### Instructions to follow
Scan the entries below, and for each line that includes the word "will", make a copy.

### Stored entries
════════════════

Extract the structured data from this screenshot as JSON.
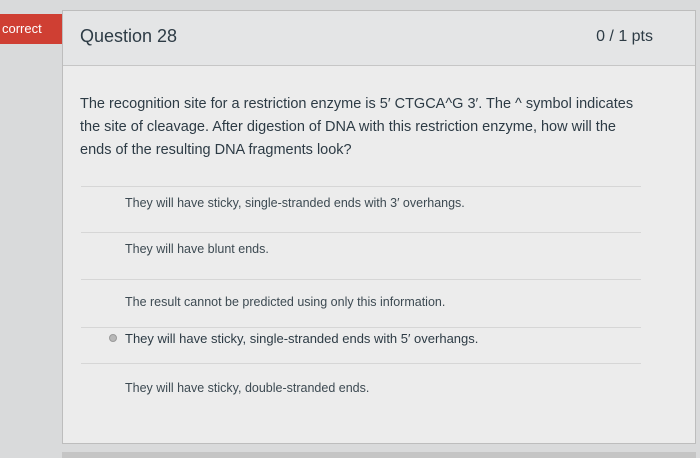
{
  "status": {
    "flag_label": "correct",
    "flag_color": "#cf3f33"
  },
  "question": {
    "title": "Question 28",
    "points": "0 / 1 pts",
    "text": "The recognition site for a restriction enzyme is 5′ CTGCA^G 3′. The ^ symbol indicates the site of cleavage. After digestion of DNA with this restriction enzyme, how will the ends of the resulting DNA fragments look?"
  },
  "answers": [
    {
      "label": "They will have sticky, single-stranded ends with 3′ overhangs.",
      "selected": false
    },
    {
      "label": "They will have blunt ends.",
      "selected": false
    },
    {
      "label": "The result cannot be predicted using only this information.",
      "selected": false
    },
    {
      "label": "They will have sticky, single-stranded ends with 5′ overhangs.",
      "selected": true
    },
    {
      "label": "They will have sticky, double-stranded ends.",
      "selected": false
    }
  ]
}
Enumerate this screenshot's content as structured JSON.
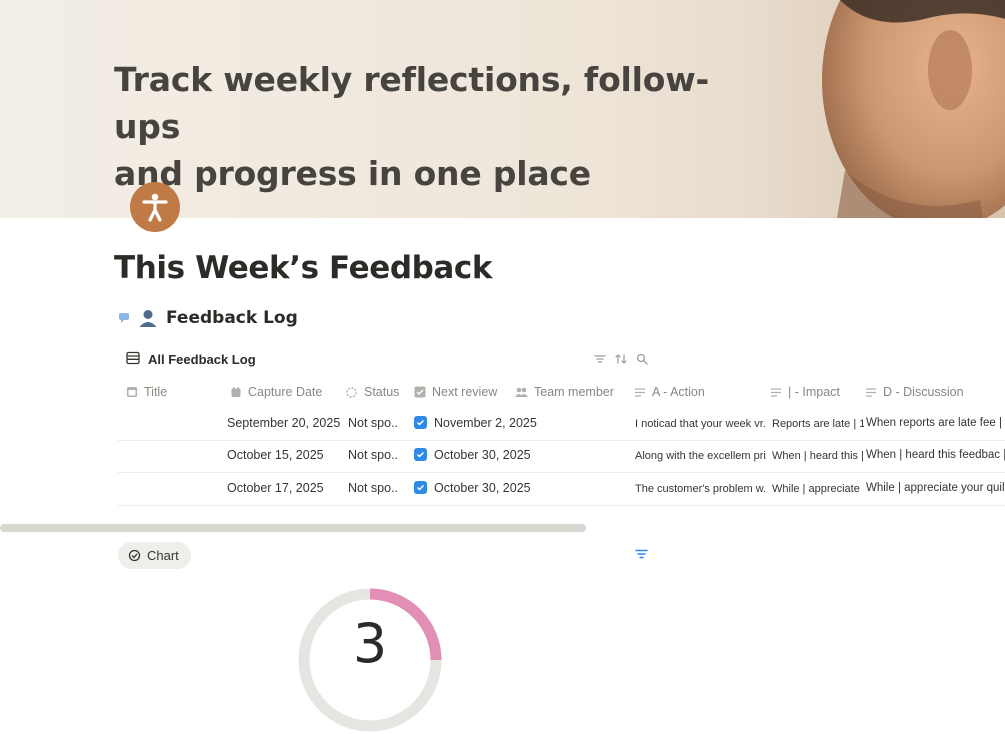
{
  "cover": {
    "title_line1": "Track weekly reflections, follow-ups",
    "title_line2": "and progress in one place"
  },
  "page": {
    "title": "This Week’s Feedback",
    "icon": "accessibility-person-icon"
  },
  "section": {
    "label": "Feedback Log",
    "icons": [
      "comment-icon",
      "person-icon"
    ]
  },
  "view": {
    "name": "All Feedback Log",
    "tools": [
      "filter-icon",
      "sort-icon",
      "search-icon"
    ]
  },
  "columns": [
    {
      "label": "Title",
      "icon": "table-icon"
    },
    {
      "label": "Capture Date",
      "icon": "calendar-icon"
    },
    {
      "label": "Status",
      "icon": "status-icon"
    },
    {
      "label": "Next review",
      "icon": "checkbox-icon"
    },
    {
      "label": "Team member",
      "icon": "people-icon"
    },
    {
      "label": "A - Action",
      "icon": "text-icon"
    },
    {
      "label": "| - Impact",
      "icon": "text-icon"
    },
    {
      "label": "D - Discussion",
      "icon": "text-icon"
    }
  ],
  "rows": [
    {
      "capture_date": "September 20, 2025",
      "status": "Not spo..",
      "next_review": "November 2, 2025",
      "action": "I noticad that your week vr.",
      "impact": "Reports are late | 1",
      "discussion": "When reports are late fee |"
    },
    {
      "capture_date": "October 15, 2025",
      "status": "Not spo..",
      "next_review": "October 30, 2025",
      "action": "Along with the excellem pri.",
      "impact": "When | heard this |",
      "discussion": "When | heard this feedbac |"
    },
    {
      "capture_date": "October 17, 2025",
      "status": "Not spo..",
      "next_review": "October 30, 2025",
      "action": "The customer's problem w.",
      "impact": "While | appreciate",
      "discussion": "While | appreciate your quil"
    }
  ],
  "chart_tab": {
    "label": "Chart"
  },
  "chart": {
    "value": "3",
    "colors": {
      "track": "#e6e5e1",
      "fill": "#e18fb4"
    }
  }
}
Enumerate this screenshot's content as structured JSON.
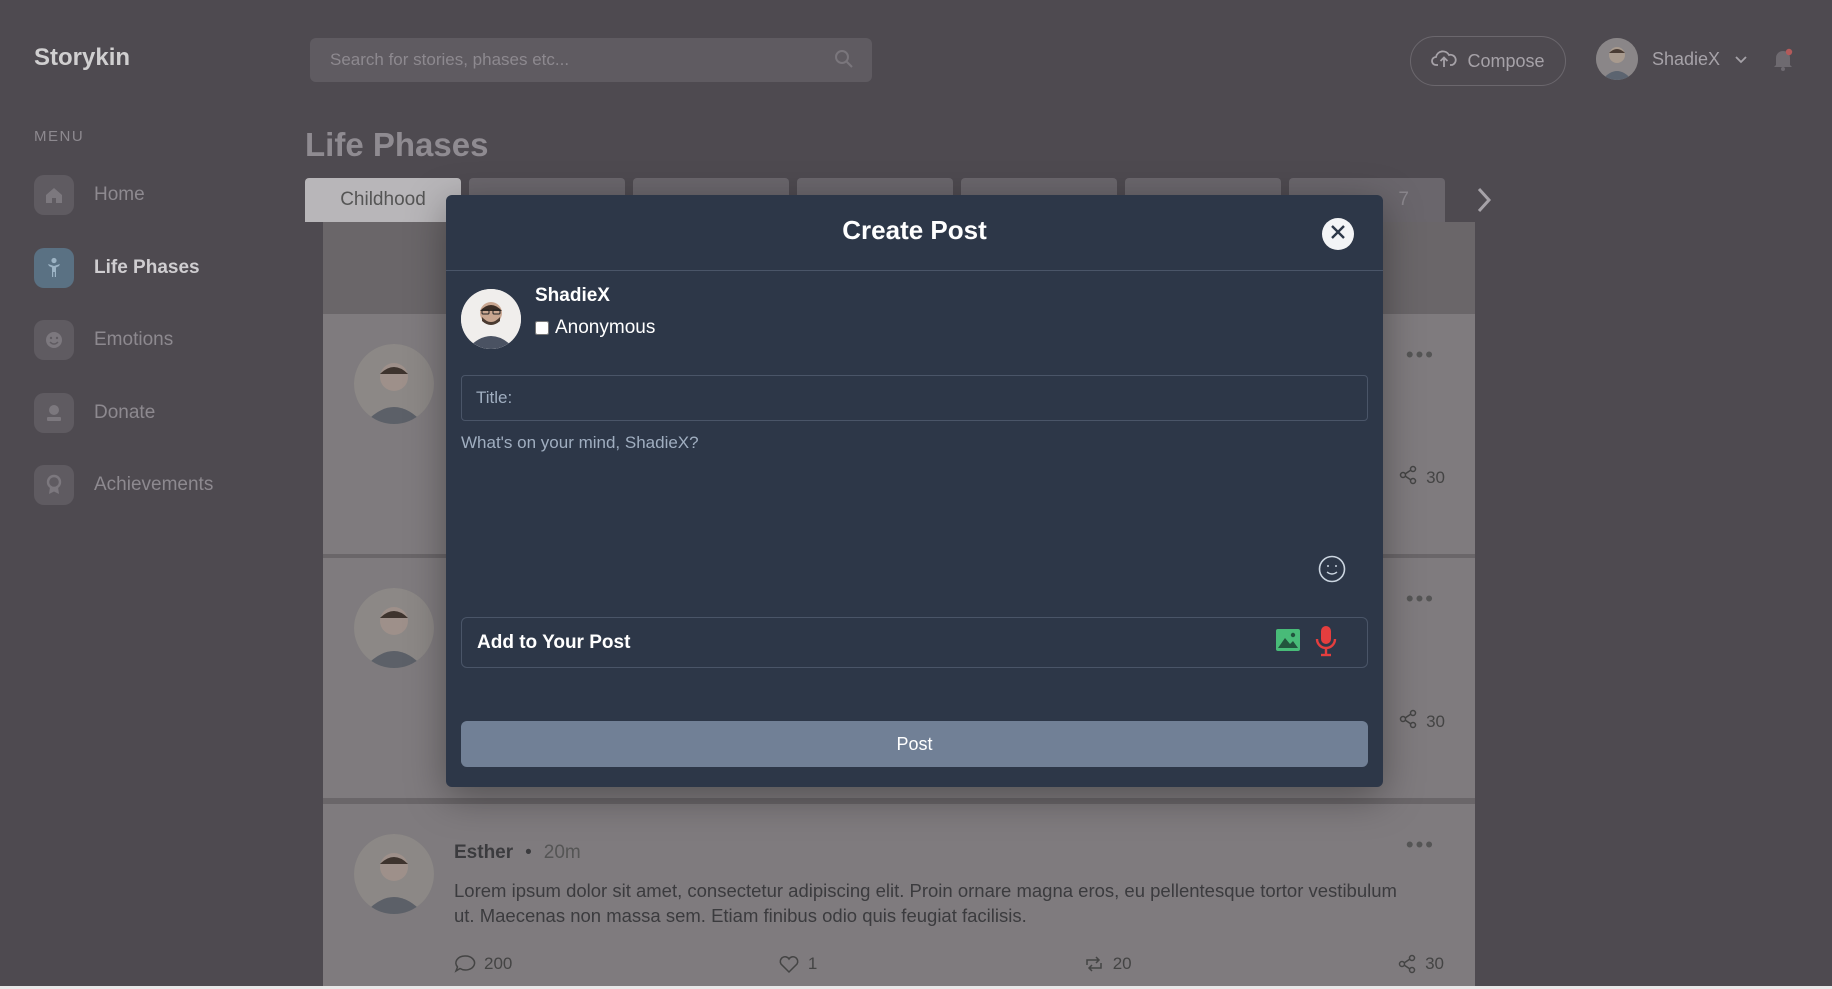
{
  "app": {
    "name": "Storykin"
  },
  "header": {
    "search_placeholder": "Search for stories, phases etc...",
    "compose_label": "Compose",
    "username": "ShadieX"
  },
  "sidebar": {
    "menu_label": "MENU",
    "items": [
      {
        "label": "Home",
        "icon": "home-icon",
        "active": false
      },
      {
        "label": "Life Phases",
        "icon": "life-phases-icon",
        "active": true
      },
      {
        "label": "Emotions",
        "icon": "emotions-icon",
        "active": false
      },
      {
        "label": "Donate",
        "icon": "donate-icon",
        "active": false
      },
      {
        "label": "Achievements",
        "icon": "achievements-icon",
        "active": false
      }
    ]
  },
  "main": {
    "title": "Life Phases",
    "tabs": [
      "Childhood",
      "",
      "",
      "",
      "",
      "",
      "7"
    ]
  },
  "posts": [
    {
      "shares": "30"
    },
    {
      "shares": "30"
    },
    {
      "author": "Esther",
      "time": "20m",
      "body": "Lorem ipsum dolor sit amet, consectetur adipiscing elit. Proin ornare magna eros, eu pellentesque tortor vestibulum ut. Maecenas non massa sem. Etiam finibus odio quis feugiat facilisis.",
      "comments": "200",
      "likes": "1",
      "reposts": "20",
      "shares": "30"
    }
  ],
  "modal": {
    "title": "Create Post",
    "author_name": "ShadieX",
    "anonymous_label": "Anonymous",
    "title_placeholder": "Title:",
    "body_placeholder": "What's on your mind, ShadieX?",
    "add_to_post_label": "Add to Your Post",
    "post_button_label": "Post"
  },
  "colors": {
    "modal_bg": "#2d3748",
    "post_button": "#718096",
    "photo_icon": "#48bb78",
    "mic_icon": "#e53e3e"
  }
}
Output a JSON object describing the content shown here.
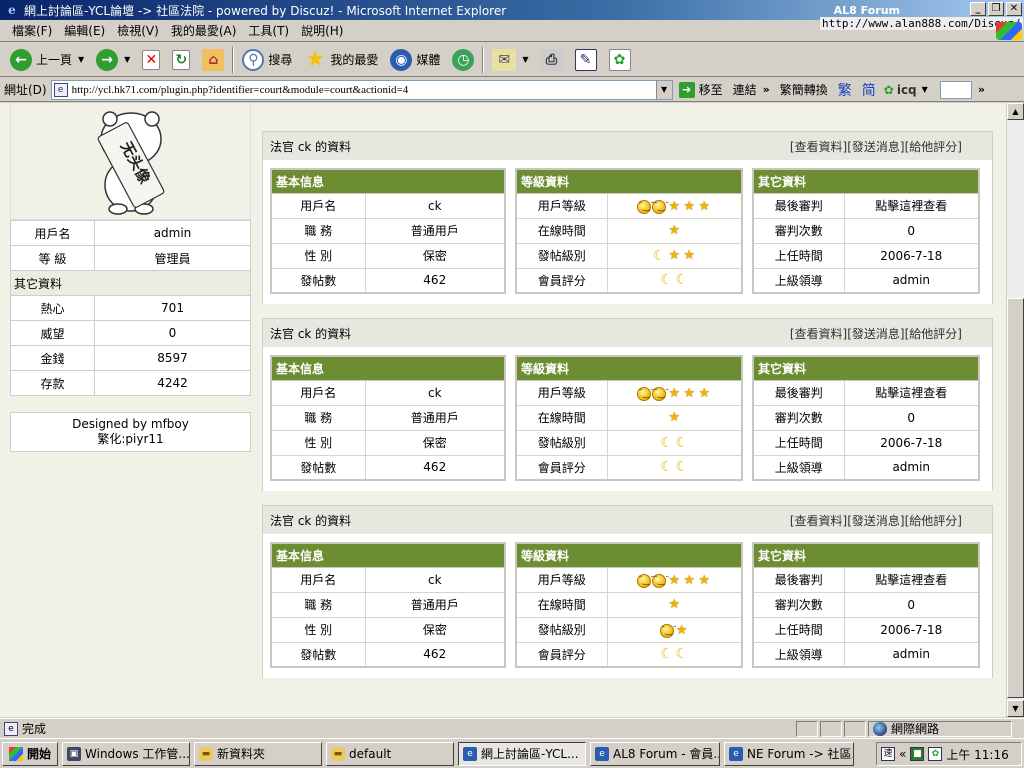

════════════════

### Exercise answer
    "text": "The recognition site for a restriction enzyme is 5′ CTGCA^G 3′. The ^ symbol indicates the site of cleavage. After digestion of DNA with this restriction enzyme, how will the ends of the resulting DNA fragments look?"
      "label": "They will have sticky, single-stranded ends with 3′ overhangs.",
      "label": "They will have blunt ends.",
      "label": "They will have sticky, single-stranded ends with 5′ overhangs.",
      "label": "They will have sticky, double-stranded ends.",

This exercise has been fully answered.